Monday, October 08, 2007

"My Date with Dostoyevsky" - Part II

Well, the best laid plans o' mice and men oft' go awry ... My original plans to read The Brothers Karamazov one chapter per day (and thus finish it by Halloween) have slowed considerably, not only due to reading a dozen other things simultaneously for school, the Newberry, the Biblioholics A, and pure fun, but also because The Brothers K simply cannot be rushed at such a daily pace. In two months' time I have managed to finish the first four books ... roughly just short of a third of the novel ... and while I will not achieve my "goal" in terms of time, I have come to appreciate just why this novel is considered a masterpiece!

Talk about a novel that is totally character-driven! What is interesting is that Dostoyevsky was a huge fan of Dickens's novels, but there is little similarity between the two. The Brothers K has a plot that crawls, but that's fine ... He pauses on each character, whether major or minor, and allows each one to philosophically interact with others. So while an entire section of the novel (say, Book II) has very little in the way of action, the philosophical complexity and characterization fuel the reading experience!

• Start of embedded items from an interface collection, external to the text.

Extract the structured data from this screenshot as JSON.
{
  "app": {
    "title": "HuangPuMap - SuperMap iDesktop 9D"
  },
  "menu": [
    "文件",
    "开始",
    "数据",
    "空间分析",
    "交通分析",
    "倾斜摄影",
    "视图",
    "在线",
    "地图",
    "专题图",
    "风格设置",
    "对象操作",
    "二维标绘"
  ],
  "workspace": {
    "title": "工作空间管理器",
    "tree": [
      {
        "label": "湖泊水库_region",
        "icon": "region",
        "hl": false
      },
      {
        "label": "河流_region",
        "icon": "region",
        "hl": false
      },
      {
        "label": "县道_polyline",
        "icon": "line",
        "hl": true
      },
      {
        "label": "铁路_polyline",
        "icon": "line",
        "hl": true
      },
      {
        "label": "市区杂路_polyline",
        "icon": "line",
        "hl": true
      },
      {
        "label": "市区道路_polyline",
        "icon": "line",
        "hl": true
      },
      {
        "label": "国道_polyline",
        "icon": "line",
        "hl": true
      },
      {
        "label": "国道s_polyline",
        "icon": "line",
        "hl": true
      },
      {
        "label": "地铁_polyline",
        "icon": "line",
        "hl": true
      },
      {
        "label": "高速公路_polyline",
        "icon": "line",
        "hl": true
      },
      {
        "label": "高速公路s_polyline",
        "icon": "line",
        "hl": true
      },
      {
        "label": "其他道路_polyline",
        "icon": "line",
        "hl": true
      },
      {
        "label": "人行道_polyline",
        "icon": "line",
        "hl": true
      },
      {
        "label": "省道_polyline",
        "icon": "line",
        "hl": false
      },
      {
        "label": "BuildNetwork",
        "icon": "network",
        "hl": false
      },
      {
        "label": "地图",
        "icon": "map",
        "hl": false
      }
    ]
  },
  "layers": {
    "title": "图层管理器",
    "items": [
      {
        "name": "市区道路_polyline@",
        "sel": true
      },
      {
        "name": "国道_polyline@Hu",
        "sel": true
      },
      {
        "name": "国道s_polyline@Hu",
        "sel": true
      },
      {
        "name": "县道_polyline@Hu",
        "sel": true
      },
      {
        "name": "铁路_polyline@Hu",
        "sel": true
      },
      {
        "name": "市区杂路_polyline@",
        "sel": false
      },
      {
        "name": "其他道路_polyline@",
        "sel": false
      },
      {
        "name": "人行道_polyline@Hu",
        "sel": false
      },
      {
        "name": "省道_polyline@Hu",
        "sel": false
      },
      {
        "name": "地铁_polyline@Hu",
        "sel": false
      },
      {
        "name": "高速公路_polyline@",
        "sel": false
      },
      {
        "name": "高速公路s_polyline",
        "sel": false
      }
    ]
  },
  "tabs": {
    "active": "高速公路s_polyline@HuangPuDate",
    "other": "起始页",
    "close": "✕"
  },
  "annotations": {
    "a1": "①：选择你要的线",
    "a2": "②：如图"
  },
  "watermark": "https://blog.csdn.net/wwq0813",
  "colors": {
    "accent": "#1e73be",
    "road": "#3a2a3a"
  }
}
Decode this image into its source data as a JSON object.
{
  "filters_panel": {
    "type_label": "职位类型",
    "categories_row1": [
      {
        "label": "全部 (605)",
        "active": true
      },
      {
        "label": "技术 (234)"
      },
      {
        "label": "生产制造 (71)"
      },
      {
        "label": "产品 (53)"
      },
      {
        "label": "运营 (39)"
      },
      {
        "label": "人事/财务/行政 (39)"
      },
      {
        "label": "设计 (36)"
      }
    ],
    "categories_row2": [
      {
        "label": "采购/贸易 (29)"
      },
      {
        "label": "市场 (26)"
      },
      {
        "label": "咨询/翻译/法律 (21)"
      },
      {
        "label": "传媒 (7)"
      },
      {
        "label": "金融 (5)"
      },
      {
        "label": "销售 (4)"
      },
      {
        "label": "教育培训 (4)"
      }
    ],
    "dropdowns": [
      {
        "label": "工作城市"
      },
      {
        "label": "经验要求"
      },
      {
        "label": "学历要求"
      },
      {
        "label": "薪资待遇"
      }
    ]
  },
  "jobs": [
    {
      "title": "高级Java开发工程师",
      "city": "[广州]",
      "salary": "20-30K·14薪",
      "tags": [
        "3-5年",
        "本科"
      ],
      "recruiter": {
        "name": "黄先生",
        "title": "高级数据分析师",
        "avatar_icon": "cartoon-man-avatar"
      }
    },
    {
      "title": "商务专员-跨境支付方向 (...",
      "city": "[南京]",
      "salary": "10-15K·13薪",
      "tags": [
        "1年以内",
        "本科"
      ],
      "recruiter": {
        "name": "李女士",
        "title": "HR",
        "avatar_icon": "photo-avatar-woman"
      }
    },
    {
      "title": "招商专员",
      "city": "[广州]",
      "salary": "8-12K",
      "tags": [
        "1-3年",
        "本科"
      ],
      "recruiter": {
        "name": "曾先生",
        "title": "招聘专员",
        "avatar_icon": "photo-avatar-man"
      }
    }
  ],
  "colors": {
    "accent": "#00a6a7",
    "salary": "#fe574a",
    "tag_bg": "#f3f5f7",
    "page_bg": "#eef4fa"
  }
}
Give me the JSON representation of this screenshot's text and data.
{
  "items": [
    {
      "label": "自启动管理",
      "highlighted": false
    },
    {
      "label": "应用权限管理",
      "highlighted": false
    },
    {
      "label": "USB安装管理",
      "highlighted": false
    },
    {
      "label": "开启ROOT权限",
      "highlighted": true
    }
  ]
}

For several years now, I've been intrigued by the ways in which certain authors demand a particular method (or style) of reading. Milton seeks a "fit reader," but the way you read Joyce is different from the way you read Pynchon, and the way you read Dickens is clearly not the way you read Dostoyevsky. So as I read and teach Paradise Lost and Little Dorrit, and enjoy Naguib Mahfouz and David Foster Wallace, I must shift into fourth for evenings with Dostoyevsky! : )

Great stuff so far!

Thursday, October 04, 2007

Katherine Paterson, Bridge To Terabithia

Just finished this book, having read a chapter a night with my ten-year-old son. This is also our November selection for the Biblioholics Anonymous. Either way, it's a great book, but it's not at all what I expected.

For some inexplicable reason, I expected a fantasy novel along the lines of C.S.Lewis's The Lion, The Witch, and the Wardrobe. I have absolutely no justification for expecting that ... maybe it was something about the title. Nevertheless, I was surprise to find that it was essentially the story of a ten-year-old boy named Jess Aarons, a loner who aspires to be the "fastest runner in the fifth grade" until he befriends Leslie Burke, a free-spirit who introduces him to confidence, compassion, and the value of occasionally visiting a "secret place" that only they can go to in the nearby forest -- a place without adults and rules, a place of pure escape: Terabithia. While their visits are initially punctuated by brief episodes of individual growth, it's not until tragedy strikes that Jess is able to see the true value of Terabithia.

This is a powerful book! Check it out!

Monday, October 01, 2007

Kathy Acker, Great Expectations

Truth be told, the jury's still out on this one ...

Recently, one of the folks on Pynchon-L mentioned the works of Acker (whom I had never heard of) and said that fans of Pynchon would like her work. After searching a bit at the local bookstores, I was able to special order a copy of Great Expectations, which the lister recommended was a good book to start with.

Part surrealistic cut-up method a la William S. Burroughs; part plagiarized text which draws heavily from Dickens's Great Expectations, The Story of O, Keats poetry, and a wild assortment of other traditional and contemporary works; part confessional memoir of a punk-ethos author; part compellingly poetic but obscenity-charged erotica -- Acker's work is not a "novel" in the conventional sense. Told through a PoMo collection of fragmented narratives that weave together other literary works with Acker's own reflections on (among other things) her mother's suicide, I found myself likening the reading experience to that of Burroughs's Naked Lunch with a touch of Gertrude Stein's experimental punctuation and sentence structures. And while many passages might have been shocking back when the work was published in 1983, I found much of the obscenity quaintly reminiscent of the Beats.

But what I thought most compelling here was the plagiarism, apparently a "technique" that Acker was known for -- lifting passages almost verbatim from a wide variety of texts and somehow weaving them together with her own narrative to create an entirely new work of art -- sort of the literary equivalent to "sampling." And since sampling music gained popularity in the Eighties through such bands as 2 Live Crew and Big Audio Dynamite (anyone remember those bands? LOL!), it would make sense that her compositional method ran concurrent with underground (and emerging mainstream) music at the time.

I'm not entirely convinced that a fan of Pynchon will enjoy the writing of Kathy Acker ... but I would be willing to check out one or two other novels by her to see if there is depth and breadth to her narrative technique. Other novels by Acker can be found here.